Children in Congo Class have been looking at the work of a living textile artist, Michael Brennand-Wood. This artist work involves taking photographs of natural objects like flowers, then recreating them in textiles, often using geometric patterns. He sometimes makes 2-d backgrounds too, to enhance his work. Children have been working in a similar way, using different dyeing techniques for backgrounds, then working with textiles on a willow frame. They then embellished their work with a range of decorative ribbons and fitments.
Tuesday 26th February 2019
There were horned helmets, plaited hair, axes and thick fur coats on display on Tuesday as the children celebrated Viking Day across Key Stage 2 (ages 7-11) and took part in a series of hands-on workshops linked to our topic.
There were six workshops in total: longships, runes, jewellery, bread-making, felting and music.
The music workshop was run by Joe Carr, the curator and education director of the Red House in Aldeburgh. The children first explored some genuine historical artefacts, such as a 1000 year old comb, before playing traditional instruments. They created their own music using percussion, panpipe and a lyre – instruments the Vikings would have used themselves.
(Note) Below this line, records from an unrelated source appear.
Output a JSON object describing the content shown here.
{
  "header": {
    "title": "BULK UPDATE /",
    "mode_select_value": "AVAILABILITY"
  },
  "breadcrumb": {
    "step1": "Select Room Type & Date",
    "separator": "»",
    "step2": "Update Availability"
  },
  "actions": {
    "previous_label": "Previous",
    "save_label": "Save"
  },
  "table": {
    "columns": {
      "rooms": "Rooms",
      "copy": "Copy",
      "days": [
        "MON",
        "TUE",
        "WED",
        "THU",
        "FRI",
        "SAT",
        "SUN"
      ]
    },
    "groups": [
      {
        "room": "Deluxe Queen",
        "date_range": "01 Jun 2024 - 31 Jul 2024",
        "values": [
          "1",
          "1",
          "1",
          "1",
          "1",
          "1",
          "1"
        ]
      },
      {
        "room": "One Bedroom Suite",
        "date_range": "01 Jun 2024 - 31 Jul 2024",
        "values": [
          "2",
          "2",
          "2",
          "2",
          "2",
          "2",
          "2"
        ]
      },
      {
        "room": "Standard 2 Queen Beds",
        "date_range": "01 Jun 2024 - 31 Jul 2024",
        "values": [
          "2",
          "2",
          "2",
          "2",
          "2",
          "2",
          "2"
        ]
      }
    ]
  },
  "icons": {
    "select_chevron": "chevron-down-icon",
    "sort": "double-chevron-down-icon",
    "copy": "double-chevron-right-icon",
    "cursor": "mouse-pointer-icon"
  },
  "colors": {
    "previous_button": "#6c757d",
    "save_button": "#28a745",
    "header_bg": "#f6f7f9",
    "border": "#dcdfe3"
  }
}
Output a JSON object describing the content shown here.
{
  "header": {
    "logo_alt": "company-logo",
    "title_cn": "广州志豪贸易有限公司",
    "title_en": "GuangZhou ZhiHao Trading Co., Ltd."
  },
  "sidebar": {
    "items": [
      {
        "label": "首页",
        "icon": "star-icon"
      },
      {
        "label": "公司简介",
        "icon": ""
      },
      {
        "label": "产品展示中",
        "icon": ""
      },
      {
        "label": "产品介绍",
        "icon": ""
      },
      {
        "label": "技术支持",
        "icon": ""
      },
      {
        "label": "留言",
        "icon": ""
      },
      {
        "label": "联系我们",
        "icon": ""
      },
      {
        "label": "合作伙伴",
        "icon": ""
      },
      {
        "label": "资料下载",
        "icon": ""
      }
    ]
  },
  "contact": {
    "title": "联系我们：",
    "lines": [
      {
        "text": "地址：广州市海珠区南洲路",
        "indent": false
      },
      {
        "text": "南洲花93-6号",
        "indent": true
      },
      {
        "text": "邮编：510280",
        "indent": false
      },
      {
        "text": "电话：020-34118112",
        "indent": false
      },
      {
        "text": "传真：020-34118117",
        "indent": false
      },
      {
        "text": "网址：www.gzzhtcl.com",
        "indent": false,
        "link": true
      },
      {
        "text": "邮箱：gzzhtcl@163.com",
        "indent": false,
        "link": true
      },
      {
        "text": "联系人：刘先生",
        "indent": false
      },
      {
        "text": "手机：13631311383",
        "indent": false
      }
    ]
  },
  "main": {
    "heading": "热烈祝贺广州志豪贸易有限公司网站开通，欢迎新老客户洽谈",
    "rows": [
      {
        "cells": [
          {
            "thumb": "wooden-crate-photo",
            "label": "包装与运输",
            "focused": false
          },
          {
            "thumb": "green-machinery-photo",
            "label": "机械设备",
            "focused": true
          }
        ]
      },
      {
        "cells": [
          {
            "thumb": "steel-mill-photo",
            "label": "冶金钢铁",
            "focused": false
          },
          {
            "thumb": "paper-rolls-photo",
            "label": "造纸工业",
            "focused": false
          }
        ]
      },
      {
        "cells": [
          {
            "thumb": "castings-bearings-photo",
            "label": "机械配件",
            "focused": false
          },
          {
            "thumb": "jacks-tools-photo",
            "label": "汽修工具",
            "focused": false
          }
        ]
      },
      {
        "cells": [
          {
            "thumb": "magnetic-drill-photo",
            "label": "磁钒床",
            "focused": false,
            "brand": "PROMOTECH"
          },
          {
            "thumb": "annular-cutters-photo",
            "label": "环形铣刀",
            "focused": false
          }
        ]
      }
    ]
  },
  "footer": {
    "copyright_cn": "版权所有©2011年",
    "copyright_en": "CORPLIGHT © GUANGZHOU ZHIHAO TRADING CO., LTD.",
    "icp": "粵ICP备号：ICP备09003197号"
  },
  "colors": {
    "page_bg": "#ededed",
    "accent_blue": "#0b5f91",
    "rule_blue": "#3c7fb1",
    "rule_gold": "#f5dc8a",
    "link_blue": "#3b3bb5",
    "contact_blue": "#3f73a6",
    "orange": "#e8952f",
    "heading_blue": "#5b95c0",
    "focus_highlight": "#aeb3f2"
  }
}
The longship workshop was an exercise in teamwork and perseverance that resulted in three marvellous models that now decorate the atrium. Each is complete with oars, a sail, Viking shields along both sides and, of course, a dragon on each prow.
In the runes workshop the children learnt about the futhark – the Norse alphabet, then created their own tablets with their own names written using runes.
The Vikings in the jewellery workshop created some beautiful brooches, and pairs of brooches linked with beads that they used to adorn their cloaks and proudly wore for the rest of the day, showing just how wealthy and prestigious they were compared to lesser Vikings!
The bread-making Vikings, led by Mrs Tooley, cooked traditional flat breads using oats rather than wheat flour. The porridge-like flavour of the bread was improved with the addition of lashings of honey and dried fruit pushed into the top of each loaf. We learned that loaves like these would have been carried by Vikings on their incredible exploratory trips across the oceans.
Mrs Stansfeld and Mrs Waring led the felting workshops. The children, starting with the basic raw material of unspun wool, first learnt to card it, then layer it and then bind it using a secret Viking combination of ingredients and techniques. The resulting felt was used to make money pouches or wrist warmers that real Vikings would have been more than familiar with.
Children always learn best when they are completely immersed in what they are doing, so dressing up, while also being great fun, is a fantastic learning experience. This became particularly apparent at the end of the day during the assembly to share all of our achievements with the school; representatives from each group were able to talk eloquently and at length about what they had learned during each workshop –such as that Viking runes were discovered by the god Odin as he hung on Yggdrasil – the world tree – for nine days.
So we offer huge thanks to all the teachers and support staff who prepared these workshops for us – and in particular to Mr Carr – and say a big well done to the children for all that they achieved.
Well done everybody! Think we raised around £72 from our Toy Sale. Many thanks for everyone’s support, and to Congo Class for being such superstars on the day!
Many thanks to our fantastic parent, Adriana, who came in to talk to Congo Class, and tell us all about her home country, Brazil. She told us many amazing facts, from her favourite Brazilian food to the size of some of Brazil’s biggest cities. We are now all raring to go with our topic booklets on Brazil. And many thanks to her little helper, Lily, who showed us all her family’s Brazilian belongings – a football, a huge hammock, a beautiful book and some toys from the Amazonian Rainforest.
Children in Congo Class had a fantastic time at the Suffolk Schools Farm show recently. Right from the start, when we saw the Air Ambulance landing, we knew it was going to be exciting. We found out loads about the way machinery, animals and crops play their part in farming in Suffolk. And, even better, this visit ties in perfectly with our topic of Global Gardens.
Ever heard of a Wheagle? Or a Zebbit? Or even a Cowpig? Congo Class has been creating ‘mashed up’ or mixed-up animals, to enhance their understanding of their science topic on Animals. What amazing models, posters and creative inventions. And thank you to everyone at home, who helped make us all so proud.
Congo Class has been thinking about how a penguin could possibly keep an egg warm in the freezing temperatures of Antarctica. The challenge was to build a structure to keep an egg well off the ground. Well done for great teamwork!